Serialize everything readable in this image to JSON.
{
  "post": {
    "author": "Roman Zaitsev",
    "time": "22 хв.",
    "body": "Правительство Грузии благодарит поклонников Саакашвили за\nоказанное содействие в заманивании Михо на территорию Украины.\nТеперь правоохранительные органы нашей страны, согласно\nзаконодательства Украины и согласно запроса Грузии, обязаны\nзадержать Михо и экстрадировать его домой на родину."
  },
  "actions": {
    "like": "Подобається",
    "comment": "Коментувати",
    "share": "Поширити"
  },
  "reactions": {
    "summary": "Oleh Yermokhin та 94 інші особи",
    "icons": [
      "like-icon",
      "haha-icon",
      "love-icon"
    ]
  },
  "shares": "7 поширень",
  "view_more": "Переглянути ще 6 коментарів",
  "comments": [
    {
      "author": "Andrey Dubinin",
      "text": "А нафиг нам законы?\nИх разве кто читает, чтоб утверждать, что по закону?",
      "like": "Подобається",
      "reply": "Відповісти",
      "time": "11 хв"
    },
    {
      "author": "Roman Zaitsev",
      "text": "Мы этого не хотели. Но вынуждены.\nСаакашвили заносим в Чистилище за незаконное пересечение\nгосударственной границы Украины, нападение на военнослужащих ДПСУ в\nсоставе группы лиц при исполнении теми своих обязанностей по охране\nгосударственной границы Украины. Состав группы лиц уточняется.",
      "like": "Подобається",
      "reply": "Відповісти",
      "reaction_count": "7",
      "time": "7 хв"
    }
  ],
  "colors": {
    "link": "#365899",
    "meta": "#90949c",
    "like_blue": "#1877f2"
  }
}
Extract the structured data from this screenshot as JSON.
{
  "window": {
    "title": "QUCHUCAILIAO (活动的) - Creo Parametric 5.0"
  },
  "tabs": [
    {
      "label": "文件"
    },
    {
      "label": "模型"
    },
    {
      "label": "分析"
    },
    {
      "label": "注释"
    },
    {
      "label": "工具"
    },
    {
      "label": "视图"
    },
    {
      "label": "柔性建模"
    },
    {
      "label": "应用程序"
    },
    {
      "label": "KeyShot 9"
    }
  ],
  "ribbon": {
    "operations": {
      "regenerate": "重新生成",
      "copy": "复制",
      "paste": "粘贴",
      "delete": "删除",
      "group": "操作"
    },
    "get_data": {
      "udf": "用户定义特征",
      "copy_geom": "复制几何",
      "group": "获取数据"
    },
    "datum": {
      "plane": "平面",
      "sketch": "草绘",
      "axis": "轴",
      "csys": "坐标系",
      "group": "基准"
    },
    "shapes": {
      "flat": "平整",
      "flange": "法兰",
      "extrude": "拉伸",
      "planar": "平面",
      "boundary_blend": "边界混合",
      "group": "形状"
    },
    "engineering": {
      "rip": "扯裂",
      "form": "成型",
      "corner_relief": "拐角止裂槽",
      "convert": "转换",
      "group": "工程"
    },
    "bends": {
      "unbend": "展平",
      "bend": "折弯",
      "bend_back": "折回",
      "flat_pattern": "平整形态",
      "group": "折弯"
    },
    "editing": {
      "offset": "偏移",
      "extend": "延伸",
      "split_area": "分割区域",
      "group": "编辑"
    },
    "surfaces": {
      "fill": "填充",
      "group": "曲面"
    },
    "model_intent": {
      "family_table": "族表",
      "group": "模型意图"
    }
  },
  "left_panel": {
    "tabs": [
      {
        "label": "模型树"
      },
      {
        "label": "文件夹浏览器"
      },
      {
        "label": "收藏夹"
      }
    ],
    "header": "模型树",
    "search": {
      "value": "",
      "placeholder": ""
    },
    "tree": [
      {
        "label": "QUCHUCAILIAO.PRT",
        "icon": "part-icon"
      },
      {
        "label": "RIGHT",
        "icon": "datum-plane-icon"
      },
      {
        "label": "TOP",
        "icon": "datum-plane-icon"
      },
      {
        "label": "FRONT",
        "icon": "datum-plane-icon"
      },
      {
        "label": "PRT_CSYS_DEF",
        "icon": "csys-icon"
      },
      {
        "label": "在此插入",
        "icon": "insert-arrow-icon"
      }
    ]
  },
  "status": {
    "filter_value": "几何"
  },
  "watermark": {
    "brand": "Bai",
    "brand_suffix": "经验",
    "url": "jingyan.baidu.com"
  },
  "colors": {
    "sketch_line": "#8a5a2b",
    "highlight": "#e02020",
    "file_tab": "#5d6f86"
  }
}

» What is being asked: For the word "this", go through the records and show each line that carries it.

» Response to the task:
Serialize everything readable in this image to JSON.
Extract the structured data from this screenshot as JSON.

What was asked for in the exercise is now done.